WORK REQUEST ▸ Keep only the lines that hold the string "extensions", filtering out the rest of the entries below.
++++ SUPPLIED RECORDS
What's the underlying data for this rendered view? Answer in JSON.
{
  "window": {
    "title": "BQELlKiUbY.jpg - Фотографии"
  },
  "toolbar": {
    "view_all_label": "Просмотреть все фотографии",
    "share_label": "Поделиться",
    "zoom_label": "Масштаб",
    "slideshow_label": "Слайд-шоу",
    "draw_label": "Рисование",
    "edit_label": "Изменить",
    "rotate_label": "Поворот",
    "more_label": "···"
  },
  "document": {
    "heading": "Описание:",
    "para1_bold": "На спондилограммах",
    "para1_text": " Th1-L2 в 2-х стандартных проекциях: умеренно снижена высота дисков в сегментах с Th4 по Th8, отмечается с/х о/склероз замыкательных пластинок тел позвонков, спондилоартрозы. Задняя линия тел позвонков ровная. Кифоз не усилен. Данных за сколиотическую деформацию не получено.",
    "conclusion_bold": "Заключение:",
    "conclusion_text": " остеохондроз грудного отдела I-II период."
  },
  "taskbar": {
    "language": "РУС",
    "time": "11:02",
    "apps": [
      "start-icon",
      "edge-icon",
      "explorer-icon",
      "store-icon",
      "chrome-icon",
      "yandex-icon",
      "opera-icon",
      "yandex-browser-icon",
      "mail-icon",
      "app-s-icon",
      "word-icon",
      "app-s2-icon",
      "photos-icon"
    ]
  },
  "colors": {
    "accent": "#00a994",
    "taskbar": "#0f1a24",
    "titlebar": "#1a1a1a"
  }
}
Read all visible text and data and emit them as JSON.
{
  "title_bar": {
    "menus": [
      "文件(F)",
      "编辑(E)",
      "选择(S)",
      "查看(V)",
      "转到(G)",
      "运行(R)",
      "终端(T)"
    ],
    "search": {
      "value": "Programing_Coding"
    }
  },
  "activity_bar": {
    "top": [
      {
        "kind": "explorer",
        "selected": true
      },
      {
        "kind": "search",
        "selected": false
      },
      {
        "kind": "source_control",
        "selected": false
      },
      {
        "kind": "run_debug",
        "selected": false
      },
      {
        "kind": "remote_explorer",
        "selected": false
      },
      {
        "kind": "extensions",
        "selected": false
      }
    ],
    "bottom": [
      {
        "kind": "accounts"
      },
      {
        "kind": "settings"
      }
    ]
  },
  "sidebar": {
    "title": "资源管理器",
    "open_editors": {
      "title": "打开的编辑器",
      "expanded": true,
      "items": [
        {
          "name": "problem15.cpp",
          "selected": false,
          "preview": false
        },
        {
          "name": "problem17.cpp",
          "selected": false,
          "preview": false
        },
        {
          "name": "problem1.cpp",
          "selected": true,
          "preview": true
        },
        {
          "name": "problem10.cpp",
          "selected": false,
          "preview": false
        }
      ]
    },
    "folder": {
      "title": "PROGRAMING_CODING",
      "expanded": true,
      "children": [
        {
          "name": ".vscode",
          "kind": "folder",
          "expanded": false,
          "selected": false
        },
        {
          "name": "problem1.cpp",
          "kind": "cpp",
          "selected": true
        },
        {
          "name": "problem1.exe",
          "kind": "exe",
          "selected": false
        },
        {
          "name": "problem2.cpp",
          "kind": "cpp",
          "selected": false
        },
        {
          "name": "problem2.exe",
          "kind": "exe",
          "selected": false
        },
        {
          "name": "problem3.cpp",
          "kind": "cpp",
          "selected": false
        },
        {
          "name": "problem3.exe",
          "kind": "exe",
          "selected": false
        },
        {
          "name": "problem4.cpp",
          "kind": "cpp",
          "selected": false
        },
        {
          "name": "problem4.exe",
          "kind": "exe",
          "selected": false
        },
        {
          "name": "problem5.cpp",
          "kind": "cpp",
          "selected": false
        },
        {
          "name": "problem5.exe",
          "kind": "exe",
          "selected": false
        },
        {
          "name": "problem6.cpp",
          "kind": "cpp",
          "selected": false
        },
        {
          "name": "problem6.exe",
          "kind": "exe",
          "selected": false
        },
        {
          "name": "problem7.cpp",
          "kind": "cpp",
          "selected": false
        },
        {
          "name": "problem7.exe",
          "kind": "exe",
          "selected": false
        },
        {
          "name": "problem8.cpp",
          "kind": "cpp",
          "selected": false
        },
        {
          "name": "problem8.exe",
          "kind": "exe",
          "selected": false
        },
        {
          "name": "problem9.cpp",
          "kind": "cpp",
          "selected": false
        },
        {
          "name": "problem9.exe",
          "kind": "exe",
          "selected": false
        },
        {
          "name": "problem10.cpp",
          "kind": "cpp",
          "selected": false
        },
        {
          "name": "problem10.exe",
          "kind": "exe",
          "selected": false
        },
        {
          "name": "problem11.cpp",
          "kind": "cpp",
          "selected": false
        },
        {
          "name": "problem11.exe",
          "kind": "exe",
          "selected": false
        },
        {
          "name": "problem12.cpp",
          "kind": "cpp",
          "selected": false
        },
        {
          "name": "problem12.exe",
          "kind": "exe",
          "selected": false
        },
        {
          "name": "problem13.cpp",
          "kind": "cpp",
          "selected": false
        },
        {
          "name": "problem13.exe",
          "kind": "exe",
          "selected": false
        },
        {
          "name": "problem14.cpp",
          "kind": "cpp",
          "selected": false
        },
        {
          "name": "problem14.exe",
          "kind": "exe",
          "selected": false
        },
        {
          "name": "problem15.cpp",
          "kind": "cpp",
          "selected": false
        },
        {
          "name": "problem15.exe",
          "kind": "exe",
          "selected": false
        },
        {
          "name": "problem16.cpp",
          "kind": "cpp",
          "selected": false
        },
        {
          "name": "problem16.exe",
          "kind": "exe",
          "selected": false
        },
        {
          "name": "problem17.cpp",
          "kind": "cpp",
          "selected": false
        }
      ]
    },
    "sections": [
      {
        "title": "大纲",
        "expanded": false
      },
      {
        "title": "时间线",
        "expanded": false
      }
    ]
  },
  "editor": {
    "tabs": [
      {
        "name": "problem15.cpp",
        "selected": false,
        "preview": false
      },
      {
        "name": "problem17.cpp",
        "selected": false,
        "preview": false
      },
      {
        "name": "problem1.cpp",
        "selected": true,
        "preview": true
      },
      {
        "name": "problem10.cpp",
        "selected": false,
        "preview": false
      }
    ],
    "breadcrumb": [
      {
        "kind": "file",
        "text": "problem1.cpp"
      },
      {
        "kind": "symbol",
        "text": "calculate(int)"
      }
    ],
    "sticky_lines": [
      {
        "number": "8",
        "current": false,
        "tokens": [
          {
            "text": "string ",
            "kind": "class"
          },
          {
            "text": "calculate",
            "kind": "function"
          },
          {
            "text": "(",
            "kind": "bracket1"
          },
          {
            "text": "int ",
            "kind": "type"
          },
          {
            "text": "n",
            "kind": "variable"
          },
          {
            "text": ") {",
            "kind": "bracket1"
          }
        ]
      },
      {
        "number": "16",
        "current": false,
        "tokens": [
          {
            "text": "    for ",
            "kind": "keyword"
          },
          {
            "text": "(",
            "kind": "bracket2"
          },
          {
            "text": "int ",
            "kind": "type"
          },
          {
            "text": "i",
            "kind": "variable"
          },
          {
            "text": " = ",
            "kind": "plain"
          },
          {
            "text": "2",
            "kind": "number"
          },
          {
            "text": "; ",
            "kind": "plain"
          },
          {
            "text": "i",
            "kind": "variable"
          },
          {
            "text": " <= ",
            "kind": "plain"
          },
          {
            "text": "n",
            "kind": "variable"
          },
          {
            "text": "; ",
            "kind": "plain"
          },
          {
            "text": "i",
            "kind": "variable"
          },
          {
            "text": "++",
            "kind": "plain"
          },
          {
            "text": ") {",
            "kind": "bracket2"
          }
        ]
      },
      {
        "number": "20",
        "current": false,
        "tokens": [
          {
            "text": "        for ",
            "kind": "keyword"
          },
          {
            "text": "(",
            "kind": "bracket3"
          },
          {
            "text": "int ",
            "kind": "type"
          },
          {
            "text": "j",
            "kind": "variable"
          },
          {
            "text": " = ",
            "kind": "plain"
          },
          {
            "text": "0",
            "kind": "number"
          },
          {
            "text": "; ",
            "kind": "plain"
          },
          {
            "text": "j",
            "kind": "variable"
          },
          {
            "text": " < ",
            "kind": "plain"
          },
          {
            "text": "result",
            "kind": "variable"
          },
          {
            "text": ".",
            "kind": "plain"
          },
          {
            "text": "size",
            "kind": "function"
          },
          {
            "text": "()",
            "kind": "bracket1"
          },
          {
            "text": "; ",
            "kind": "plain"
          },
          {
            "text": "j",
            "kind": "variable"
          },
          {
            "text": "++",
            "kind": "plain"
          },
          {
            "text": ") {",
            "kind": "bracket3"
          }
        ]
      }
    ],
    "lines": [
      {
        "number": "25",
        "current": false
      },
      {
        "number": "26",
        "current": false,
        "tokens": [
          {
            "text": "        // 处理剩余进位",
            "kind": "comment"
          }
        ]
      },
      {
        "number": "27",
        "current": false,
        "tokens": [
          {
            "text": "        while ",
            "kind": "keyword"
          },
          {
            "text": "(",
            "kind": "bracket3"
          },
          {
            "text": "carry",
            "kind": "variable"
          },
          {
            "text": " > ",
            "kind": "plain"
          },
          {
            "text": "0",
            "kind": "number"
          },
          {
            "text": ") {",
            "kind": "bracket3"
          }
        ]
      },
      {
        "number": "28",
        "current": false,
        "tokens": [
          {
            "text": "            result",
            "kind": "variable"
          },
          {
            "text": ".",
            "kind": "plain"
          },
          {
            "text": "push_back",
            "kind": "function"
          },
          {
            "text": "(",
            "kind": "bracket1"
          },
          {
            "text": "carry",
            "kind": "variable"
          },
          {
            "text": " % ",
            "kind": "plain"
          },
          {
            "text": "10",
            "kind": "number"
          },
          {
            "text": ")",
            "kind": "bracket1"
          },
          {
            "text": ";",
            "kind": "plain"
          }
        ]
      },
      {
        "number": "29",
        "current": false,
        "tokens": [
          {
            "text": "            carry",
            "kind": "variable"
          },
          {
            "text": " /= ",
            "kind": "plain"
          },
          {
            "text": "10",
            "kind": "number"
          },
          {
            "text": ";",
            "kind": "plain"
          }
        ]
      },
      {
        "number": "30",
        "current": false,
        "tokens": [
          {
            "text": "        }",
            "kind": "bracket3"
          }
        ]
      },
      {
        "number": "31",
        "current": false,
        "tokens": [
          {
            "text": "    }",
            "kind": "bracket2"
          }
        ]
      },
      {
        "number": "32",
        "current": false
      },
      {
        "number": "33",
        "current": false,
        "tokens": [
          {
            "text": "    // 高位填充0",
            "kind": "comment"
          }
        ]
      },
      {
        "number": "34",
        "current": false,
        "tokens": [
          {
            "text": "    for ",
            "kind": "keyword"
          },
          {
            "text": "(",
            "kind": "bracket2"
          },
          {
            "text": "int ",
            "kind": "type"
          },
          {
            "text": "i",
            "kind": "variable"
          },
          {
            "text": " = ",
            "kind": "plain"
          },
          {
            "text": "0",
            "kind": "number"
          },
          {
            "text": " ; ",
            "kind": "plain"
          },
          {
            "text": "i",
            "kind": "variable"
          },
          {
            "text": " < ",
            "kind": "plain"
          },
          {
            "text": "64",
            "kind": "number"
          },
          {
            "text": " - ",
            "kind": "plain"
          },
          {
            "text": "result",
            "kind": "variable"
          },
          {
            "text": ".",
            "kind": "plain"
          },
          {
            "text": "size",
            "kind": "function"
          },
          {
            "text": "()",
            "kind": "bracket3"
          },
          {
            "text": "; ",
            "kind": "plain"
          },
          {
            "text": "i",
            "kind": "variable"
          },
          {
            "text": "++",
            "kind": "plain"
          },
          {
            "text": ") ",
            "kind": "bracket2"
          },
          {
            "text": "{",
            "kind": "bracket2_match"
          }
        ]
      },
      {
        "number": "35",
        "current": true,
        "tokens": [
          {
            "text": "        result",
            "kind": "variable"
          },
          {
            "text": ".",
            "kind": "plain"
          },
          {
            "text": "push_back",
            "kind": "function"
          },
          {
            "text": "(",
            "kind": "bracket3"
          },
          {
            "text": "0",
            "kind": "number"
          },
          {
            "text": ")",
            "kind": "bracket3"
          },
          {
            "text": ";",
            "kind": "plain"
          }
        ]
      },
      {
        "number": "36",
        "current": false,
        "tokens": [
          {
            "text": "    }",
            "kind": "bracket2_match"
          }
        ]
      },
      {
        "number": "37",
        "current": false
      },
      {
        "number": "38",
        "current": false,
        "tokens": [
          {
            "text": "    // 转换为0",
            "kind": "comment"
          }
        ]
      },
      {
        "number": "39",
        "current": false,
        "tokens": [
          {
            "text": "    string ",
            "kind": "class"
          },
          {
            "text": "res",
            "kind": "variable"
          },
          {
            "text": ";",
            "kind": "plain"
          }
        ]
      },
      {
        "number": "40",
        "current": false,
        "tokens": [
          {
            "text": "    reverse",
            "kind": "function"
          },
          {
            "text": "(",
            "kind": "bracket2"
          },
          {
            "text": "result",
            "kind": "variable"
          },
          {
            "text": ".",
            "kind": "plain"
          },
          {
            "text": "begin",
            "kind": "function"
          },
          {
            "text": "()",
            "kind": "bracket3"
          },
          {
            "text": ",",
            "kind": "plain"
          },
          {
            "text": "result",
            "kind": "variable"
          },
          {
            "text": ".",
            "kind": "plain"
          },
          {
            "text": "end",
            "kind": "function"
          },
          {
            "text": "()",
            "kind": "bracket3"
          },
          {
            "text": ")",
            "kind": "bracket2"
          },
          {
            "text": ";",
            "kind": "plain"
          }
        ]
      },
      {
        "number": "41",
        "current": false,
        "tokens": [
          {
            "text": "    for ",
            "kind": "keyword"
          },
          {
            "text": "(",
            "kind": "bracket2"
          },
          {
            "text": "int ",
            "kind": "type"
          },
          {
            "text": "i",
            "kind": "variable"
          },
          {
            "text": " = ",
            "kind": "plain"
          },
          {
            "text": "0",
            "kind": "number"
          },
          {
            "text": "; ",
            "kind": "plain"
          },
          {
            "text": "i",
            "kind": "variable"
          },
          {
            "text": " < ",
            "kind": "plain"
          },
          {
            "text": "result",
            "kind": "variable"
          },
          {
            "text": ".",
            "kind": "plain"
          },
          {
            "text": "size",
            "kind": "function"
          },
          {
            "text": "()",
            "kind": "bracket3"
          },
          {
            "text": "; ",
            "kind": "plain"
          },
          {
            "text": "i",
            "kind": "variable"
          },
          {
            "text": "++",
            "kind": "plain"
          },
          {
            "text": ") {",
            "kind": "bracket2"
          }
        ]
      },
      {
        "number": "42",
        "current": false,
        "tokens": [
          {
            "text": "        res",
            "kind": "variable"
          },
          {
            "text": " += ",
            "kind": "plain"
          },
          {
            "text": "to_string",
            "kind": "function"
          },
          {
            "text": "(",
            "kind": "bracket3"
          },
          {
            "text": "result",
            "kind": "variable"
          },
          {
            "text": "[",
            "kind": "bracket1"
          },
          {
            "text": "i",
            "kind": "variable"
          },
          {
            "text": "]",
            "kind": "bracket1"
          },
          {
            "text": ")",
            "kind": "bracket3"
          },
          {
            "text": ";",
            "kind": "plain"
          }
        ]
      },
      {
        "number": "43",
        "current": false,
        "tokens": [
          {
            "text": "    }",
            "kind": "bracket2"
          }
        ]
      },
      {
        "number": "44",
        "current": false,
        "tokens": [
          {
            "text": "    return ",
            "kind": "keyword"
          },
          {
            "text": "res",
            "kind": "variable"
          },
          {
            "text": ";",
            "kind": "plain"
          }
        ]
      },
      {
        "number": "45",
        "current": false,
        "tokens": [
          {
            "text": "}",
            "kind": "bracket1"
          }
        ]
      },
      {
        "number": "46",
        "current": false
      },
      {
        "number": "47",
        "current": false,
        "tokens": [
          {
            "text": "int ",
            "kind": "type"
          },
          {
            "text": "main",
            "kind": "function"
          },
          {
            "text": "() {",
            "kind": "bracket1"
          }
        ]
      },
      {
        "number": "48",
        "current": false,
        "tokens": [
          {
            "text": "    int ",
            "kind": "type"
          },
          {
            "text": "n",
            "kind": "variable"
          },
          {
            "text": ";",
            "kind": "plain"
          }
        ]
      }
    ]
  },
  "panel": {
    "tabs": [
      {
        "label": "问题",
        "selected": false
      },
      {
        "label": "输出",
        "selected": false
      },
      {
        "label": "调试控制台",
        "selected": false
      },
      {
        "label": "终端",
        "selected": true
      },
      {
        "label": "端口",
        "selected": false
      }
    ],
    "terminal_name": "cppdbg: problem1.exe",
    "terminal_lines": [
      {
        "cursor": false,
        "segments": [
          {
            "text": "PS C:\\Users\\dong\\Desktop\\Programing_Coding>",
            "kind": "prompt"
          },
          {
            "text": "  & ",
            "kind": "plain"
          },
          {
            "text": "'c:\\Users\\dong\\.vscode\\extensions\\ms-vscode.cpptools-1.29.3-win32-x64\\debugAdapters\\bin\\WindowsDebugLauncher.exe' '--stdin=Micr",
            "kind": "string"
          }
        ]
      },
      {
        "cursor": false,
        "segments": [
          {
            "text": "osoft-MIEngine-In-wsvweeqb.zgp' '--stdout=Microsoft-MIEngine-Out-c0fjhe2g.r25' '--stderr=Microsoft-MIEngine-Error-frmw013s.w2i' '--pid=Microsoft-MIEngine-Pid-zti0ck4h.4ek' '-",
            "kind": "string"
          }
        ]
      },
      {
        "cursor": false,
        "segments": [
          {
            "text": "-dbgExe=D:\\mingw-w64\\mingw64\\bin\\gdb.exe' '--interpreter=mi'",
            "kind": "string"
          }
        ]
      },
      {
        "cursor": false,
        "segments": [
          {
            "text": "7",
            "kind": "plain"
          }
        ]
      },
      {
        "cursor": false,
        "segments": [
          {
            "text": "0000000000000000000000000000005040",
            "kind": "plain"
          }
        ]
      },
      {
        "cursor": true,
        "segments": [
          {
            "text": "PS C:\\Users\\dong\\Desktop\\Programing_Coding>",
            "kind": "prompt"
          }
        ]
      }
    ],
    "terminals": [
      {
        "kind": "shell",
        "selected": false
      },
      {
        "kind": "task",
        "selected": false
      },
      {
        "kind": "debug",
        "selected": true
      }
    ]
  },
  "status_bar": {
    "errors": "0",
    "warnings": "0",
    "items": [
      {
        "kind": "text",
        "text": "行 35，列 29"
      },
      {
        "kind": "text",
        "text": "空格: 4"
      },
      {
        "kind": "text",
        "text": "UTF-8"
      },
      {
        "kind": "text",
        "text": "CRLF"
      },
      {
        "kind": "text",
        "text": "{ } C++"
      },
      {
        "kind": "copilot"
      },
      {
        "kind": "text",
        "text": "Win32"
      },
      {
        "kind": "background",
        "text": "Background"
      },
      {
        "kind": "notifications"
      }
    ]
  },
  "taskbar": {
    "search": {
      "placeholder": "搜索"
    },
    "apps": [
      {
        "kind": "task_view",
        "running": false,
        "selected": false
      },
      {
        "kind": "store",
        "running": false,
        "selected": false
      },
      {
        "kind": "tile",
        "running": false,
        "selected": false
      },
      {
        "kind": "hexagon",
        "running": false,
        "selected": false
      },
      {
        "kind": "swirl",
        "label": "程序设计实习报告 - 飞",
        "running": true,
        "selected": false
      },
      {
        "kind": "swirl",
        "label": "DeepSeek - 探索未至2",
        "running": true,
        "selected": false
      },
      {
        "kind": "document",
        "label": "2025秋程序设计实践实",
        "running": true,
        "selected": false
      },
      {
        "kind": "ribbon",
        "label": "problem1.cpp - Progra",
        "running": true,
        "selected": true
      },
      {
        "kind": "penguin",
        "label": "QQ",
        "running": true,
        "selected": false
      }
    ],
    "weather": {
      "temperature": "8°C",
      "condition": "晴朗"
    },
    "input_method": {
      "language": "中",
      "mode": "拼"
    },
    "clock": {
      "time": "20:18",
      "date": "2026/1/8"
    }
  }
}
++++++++
ANSWER SECTION ▸
        "kind": "extensions",
            "text": "'c:\\Users\\dong\\.vscode\\extensions\\ms-vscode.cpptools-1.29.3-win32-x64\\debugAdapters\\bin\\WindowsDebugLauncher.exe' '--stdin=Micr",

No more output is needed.